**TASK TO COMPLETE:**
Your task is to copy each line of the listing that contains the word "type".

--------------------

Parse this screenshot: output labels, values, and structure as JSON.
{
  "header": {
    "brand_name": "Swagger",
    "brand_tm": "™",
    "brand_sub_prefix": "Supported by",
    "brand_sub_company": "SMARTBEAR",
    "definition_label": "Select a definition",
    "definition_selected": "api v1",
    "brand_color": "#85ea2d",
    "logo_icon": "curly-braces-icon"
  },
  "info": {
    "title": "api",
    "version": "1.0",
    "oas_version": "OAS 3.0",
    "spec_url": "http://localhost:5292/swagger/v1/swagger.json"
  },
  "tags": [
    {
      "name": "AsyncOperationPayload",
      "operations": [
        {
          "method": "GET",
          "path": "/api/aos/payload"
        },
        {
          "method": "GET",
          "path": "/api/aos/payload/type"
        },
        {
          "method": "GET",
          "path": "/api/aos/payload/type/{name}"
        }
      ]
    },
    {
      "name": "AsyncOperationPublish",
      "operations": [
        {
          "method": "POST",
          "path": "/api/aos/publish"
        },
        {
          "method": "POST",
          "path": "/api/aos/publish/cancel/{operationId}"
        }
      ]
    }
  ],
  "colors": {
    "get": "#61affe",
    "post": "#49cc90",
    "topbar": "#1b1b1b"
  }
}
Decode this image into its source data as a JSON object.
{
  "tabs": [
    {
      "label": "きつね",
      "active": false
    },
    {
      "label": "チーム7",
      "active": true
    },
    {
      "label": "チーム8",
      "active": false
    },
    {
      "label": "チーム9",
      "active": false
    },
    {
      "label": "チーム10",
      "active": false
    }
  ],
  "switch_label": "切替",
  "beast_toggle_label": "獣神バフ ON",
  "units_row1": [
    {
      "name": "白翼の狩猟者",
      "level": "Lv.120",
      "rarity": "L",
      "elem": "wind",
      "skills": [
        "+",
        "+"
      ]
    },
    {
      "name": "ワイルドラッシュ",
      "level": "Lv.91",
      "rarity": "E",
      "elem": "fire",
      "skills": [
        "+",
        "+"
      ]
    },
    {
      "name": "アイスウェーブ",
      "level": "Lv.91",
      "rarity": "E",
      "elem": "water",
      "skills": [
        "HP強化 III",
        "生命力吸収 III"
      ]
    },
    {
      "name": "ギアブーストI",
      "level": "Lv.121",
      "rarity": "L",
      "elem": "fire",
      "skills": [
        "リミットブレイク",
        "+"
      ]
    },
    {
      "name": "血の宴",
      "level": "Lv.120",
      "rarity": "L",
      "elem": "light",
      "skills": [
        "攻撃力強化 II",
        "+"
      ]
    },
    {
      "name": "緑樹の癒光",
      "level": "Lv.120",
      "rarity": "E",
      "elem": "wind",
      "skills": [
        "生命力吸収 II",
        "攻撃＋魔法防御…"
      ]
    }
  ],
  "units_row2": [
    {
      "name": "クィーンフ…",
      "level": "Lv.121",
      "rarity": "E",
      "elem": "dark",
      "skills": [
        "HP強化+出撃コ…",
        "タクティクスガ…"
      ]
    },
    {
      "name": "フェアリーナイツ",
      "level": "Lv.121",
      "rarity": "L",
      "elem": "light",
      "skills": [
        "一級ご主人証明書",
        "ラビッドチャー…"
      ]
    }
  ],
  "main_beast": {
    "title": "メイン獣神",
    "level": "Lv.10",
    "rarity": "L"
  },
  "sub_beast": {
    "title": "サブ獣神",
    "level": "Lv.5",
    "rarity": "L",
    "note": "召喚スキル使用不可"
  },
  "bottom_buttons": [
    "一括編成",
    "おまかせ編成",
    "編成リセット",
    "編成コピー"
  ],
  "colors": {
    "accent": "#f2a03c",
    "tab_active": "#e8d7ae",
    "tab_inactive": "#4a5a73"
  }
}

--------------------

**RESPONSE AREA:**
          "path": "/api/aos/payload/type"
          "path": "/api/aos/payload/type/{name}"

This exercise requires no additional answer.